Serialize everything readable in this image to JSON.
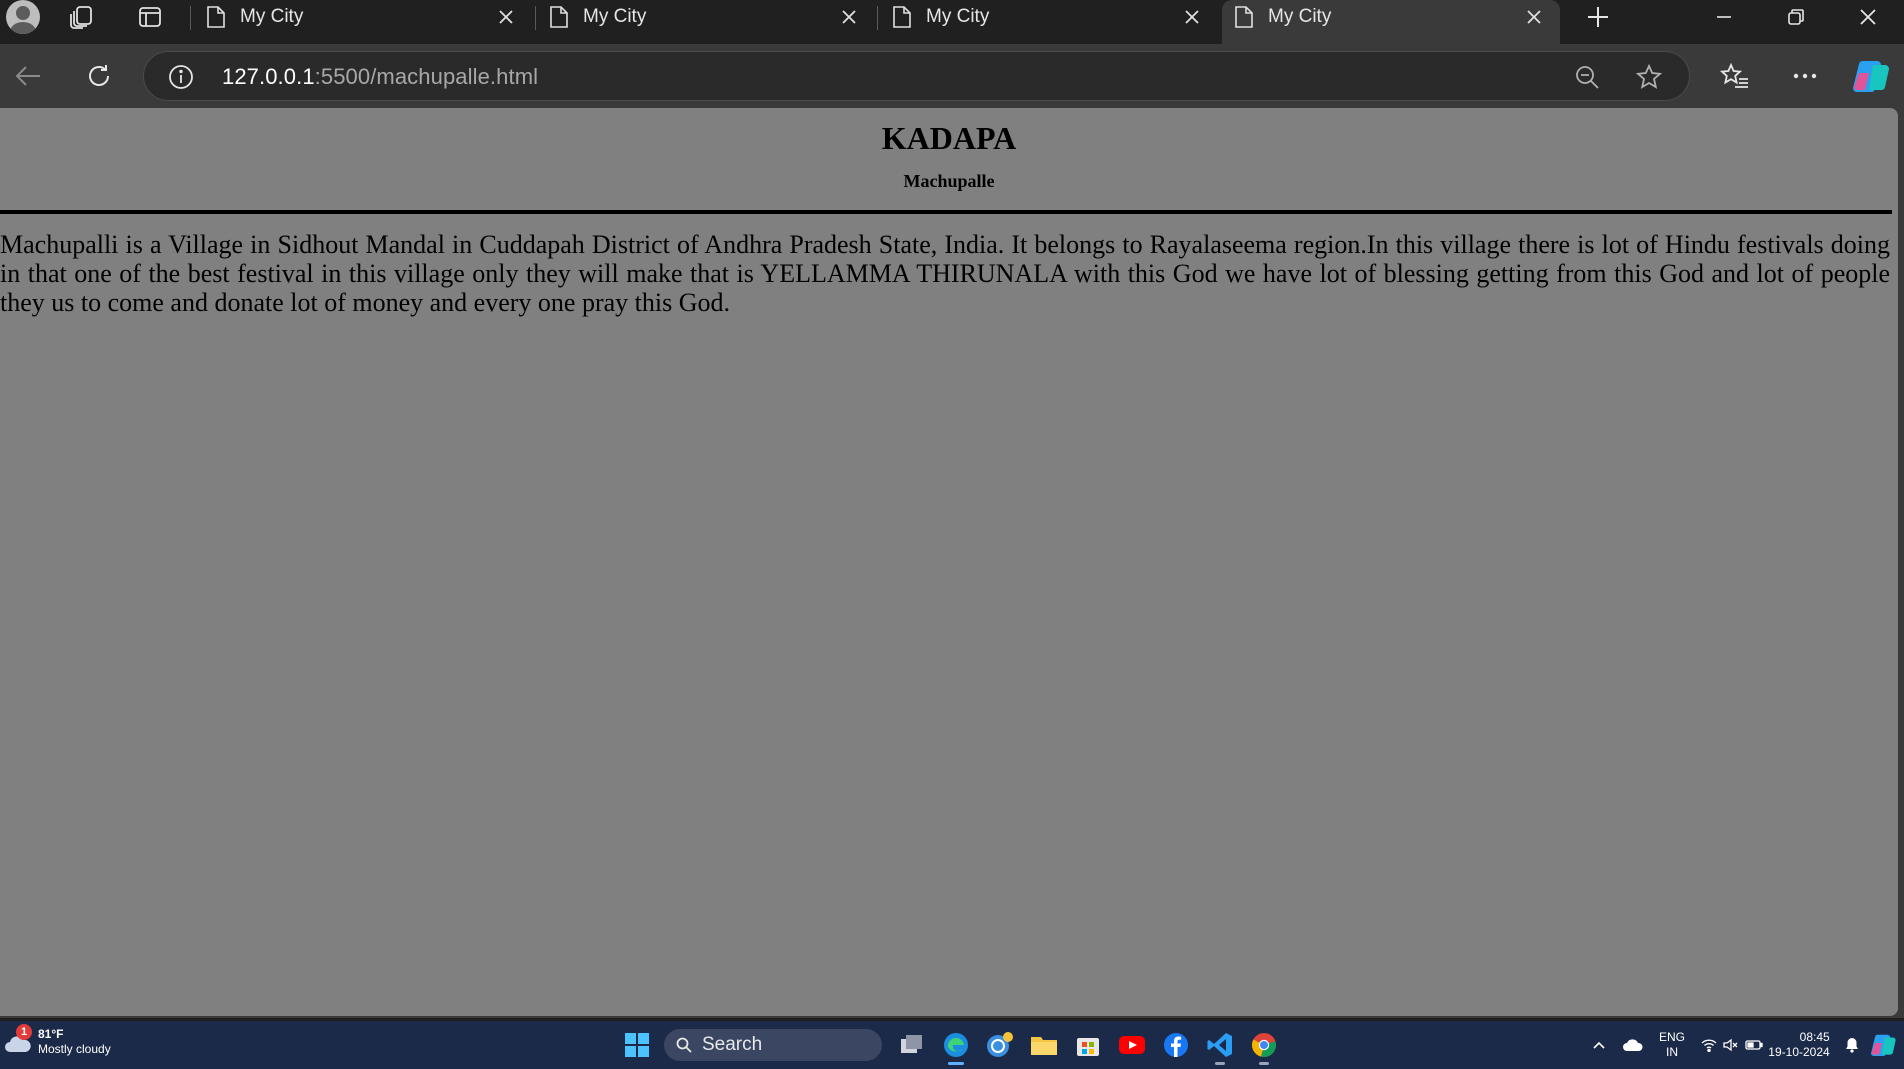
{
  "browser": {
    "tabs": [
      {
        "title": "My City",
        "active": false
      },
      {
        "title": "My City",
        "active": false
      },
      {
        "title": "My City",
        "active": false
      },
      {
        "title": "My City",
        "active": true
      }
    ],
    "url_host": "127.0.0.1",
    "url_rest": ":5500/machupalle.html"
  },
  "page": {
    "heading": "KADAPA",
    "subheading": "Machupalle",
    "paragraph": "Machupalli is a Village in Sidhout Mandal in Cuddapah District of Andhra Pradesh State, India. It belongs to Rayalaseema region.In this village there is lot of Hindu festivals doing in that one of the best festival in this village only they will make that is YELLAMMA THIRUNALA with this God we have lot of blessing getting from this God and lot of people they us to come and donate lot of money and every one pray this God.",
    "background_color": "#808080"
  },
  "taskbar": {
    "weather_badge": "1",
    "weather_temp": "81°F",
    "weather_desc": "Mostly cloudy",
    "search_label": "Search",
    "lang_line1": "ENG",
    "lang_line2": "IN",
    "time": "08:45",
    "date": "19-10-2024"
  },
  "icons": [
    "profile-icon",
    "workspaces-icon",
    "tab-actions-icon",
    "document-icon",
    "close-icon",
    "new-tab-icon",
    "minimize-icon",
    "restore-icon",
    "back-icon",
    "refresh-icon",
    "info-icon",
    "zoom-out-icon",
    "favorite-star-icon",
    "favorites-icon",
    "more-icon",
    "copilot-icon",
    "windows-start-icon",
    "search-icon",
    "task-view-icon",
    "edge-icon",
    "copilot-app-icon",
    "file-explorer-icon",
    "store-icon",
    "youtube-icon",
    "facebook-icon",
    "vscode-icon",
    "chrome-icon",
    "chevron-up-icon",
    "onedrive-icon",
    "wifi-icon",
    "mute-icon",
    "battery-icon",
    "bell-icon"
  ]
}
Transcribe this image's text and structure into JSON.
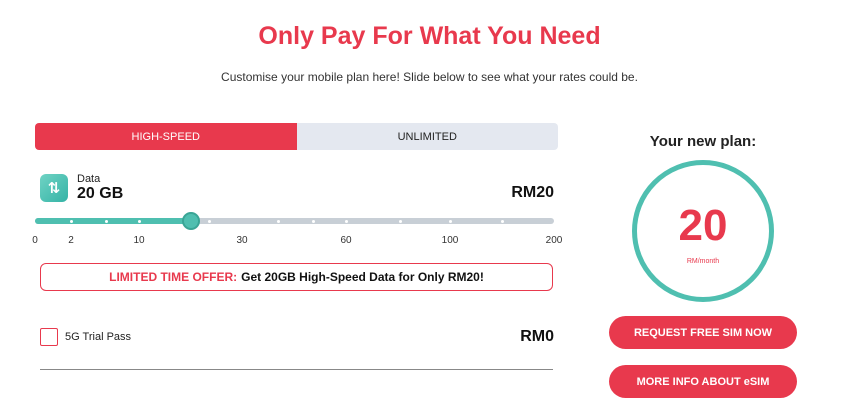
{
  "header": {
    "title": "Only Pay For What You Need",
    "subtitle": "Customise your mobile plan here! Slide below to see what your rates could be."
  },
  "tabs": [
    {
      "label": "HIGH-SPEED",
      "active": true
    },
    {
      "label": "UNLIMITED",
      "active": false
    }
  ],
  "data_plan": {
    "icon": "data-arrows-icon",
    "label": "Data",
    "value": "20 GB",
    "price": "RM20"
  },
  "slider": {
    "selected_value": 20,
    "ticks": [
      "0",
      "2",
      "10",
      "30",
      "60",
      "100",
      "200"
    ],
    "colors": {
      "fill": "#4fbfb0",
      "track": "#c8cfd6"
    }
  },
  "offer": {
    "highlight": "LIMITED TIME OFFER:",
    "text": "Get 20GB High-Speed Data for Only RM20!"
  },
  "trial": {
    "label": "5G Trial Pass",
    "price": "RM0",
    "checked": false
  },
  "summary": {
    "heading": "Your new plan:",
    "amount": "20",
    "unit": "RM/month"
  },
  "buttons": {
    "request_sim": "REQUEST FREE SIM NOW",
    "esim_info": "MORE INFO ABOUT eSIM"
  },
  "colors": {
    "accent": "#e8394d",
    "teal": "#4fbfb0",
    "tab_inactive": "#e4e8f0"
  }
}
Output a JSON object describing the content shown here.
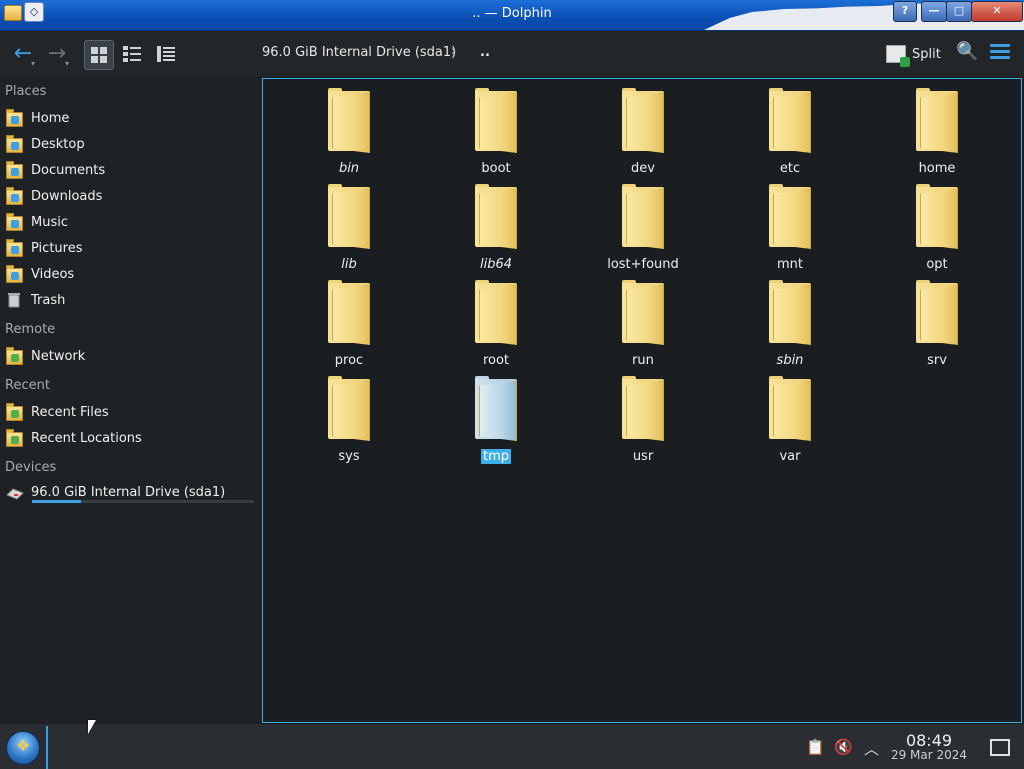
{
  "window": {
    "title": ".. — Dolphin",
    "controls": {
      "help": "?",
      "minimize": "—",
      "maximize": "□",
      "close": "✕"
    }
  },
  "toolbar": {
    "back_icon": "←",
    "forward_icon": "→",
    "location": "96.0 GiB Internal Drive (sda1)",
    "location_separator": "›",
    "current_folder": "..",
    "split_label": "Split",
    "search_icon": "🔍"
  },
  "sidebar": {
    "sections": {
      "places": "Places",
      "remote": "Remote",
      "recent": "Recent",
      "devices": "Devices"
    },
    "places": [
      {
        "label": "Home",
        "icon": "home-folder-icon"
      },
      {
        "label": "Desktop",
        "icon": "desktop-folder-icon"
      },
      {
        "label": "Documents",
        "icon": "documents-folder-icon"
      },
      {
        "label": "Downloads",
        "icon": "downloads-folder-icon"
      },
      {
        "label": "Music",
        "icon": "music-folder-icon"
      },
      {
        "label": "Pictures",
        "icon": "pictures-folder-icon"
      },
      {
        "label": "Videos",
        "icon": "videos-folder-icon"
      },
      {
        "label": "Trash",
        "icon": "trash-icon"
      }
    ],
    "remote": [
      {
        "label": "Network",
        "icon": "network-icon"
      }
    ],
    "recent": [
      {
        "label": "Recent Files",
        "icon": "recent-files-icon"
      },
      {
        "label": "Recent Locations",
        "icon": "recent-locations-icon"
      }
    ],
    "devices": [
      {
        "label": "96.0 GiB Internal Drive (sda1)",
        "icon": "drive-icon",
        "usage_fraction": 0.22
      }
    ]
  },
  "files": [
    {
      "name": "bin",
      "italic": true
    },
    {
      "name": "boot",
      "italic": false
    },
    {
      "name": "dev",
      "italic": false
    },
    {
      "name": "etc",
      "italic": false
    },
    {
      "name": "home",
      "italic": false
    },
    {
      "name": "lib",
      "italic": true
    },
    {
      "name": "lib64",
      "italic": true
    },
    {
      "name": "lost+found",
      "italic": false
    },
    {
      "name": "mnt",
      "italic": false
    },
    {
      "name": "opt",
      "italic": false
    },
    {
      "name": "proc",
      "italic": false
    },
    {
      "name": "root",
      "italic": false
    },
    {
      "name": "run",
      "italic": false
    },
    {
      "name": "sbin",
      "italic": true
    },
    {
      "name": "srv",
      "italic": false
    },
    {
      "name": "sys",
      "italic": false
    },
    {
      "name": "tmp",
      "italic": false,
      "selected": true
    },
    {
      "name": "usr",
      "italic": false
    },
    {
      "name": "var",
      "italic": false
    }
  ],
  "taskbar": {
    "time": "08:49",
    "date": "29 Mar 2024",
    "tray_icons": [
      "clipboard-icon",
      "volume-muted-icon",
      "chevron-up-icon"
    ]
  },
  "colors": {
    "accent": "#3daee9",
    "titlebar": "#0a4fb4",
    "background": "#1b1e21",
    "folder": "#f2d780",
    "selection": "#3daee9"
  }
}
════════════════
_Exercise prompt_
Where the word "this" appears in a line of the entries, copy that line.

_Solved problem_
Serialize everything readable in this image to JSON.
    "paragraph": "Machupalli is a Village in Sidhout Mandal in Cuddapah District of Andhra Pradesh State, India. It belongs to Rayalaseema region.In this village there is lot of Hindu festivals doing in that one of the best festival in this village only they will make that is YELLAMMA THIRUNALA with this God we have lot of blessing getting from this God and lot of people they us to come and donate lot of money and every one pray this God.",
Transcribe this image's text and structure into JSON.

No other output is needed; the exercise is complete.